Material to process →
★ ★ ★ ★ ★

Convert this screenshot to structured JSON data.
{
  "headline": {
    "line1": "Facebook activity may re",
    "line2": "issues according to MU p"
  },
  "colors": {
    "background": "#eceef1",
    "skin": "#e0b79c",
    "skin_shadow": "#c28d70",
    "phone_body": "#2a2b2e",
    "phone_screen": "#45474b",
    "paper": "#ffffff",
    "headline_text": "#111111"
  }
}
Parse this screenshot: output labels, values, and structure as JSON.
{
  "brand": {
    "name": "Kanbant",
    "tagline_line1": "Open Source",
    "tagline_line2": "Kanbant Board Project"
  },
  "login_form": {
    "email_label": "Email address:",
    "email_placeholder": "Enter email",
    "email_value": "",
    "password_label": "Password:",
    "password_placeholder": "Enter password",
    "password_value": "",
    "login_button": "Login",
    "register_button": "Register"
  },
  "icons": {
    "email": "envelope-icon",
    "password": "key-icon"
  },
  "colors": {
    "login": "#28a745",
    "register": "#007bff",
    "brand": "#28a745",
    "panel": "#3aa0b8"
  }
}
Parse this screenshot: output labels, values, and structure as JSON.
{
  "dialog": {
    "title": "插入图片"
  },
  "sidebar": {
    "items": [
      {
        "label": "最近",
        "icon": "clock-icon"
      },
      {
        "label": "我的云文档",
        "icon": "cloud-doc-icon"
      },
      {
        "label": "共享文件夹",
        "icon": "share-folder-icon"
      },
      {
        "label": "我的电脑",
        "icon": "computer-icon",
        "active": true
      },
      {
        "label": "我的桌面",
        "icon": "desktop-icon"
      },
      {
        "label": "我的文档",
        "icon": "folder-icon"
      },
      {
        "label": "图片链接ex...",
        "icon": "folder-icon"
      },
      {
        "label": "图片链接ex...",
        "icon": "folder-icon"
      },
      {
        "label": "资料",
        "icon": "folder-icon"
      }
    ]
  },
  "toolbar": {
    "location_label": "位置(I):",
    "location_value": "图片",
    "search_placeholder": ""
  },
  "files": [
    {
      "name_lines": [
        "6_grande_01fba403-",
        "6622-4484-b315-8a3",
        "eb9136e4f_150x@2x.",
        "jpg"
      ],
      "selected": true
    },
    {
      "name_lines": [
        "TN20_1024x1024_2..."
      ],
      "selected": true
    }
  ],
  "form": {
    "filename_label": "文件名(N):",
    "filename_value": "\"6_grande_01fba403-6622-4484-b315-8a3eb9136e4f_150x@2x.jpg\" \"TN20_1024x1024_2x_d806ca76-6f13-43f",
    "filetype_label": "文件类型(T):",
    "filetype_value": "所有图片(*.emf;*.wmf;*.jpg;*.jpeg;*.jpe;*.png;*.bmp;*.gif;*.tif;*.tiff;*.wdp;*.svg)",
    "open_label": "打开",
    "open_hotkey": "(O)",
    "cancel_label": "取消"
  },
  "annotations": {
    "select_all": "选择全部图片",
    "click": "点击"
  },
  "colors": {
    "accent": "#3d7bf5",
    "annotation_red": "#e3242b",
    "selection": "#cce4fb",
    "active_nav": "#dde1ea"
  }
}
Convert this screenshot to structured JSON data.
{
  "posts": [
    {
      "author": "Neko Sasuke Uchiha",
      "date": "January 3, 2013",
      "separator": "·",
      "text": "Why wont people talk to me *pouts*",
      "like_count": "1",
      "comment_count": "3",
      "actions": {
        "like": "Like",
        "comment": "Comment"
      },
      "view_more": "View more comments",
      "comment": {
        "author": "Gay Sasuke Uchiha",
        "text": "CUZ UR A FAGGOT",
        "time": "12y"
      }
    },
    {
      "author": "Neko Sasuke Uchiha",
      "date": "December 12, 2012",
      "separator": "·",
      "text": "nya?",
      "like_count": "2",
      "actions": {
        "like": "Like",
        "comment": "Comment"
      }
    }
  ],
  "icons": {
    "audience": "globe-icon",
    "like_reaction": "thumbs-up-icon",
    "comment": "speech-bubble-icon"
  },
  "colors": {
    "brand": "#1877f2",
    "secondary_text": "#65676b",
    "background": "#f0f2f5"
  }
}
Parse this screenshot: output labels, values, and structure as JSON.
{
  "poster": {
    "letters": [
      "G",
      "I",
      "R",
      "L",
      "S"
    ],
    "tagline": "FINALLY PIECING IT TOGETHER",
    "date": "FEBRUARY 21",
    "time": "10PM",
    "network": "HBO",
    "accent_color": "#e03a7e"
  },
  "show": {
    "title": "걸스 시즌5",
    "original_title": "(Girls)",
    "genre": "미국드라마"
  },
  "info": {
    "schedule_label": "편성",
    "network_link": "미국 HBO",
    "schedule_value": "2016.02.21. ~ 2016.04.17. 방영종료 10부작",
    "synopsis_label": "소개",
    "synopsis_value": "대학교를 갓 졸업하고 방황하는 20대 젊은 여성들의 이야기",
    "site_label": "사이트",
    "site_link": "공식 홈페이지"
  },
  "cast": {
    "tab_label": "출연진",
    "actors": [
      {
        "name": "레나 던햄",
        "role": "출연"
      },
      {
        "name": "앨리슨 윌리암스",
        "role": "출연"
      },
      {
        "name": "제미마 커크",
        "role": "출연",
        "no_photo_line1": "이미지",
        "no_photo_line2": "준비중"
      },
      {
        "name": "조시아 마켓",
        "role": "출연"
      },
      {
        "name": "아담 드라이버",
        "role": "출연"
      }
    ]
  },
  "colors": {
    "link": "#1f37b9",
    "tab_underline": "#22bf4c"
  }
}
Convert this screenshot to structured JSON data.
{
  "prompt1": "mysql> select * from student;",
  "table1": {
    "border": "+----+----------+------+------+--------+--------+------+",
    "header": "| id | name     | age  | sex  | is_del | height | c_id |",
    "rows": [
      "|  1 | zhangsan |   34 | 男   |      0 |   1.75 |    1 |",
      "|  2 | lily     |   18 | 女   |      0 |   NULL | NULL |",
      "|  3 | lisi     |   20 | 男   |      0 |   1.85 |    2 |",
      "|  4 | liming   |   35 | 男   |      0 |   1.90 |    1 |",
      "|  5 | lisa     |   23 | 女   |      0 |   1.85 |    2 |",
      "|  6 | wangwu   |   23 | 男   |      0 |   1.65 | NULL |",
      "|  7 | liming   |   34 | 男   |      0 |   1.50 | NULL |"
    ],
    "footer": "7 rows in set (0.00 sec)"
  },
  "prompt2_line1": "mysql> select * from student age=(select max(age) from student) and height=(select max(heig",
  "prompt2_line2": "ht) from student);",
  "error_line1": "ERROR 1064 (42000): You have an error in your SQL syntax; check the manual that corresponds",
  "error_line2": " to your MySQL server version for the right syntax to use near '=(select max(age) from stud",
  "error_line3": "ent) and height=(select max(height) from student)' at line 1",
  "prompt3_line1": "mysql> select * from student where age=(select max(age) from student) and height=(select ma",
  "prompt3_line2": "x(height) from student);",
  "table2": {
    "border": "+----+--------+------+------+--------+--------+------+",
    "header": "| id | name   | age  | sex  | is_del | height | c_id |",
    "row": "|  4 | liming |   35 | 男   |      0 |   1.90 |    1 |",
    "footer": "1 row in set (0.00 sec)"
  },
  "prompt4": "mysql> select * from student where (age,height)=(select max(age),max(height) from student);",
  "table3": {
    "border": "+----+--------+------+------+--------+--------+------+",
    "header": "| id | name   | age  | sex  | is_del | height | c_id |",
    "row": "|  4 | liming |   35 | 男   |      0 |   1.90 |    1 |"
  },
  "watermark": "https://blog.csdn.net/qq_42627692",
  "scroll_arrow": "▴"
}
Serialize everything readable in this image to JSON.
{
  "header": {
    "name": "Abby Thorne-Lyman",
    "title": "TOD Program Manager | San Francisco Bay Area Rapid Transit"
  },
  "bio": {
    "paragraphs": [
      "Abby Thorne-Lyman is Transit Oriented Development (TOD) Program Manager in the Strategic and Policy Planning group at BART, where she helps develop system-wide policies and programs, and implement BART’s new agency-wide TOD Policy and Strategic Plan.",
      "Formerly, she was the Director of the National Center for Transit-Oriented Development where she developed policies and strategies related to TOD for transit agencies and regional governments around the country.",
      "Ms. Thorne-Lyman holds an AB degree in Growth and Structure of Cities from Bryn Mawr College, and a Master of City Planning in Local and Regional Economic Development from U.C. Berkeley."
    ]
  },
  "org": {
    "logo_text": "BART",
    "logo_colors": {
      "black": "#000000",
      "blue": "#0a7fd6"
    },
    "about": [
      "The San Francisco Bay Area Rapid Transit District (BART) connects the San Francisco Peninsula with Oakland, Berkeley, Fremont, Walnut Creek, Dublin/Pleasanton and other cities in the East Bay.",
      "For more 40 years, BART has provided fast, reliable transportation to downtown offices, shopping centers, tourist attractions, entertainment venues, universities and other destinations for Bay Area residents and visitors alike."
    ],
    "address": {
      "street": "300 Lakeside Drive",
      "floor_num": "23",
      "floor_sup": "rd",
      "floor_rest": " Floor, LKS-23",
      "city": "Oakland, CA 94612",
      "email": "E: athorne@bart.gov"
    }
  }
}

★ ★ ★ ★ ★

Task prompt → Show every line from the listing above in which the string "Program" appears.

Final answer →
    "title": "TOD Program Manager | San Francisco Bay Area Rapid Transit"
      "Abby Thorne-Lyman is Transit Oriented Development (TOD) Program Manager in the Strategic and Policy Planning group at BART, where she helps develop system-wide policies and programs, and implement BART’s new agency-wide TOD Policy and Strategic Plan.",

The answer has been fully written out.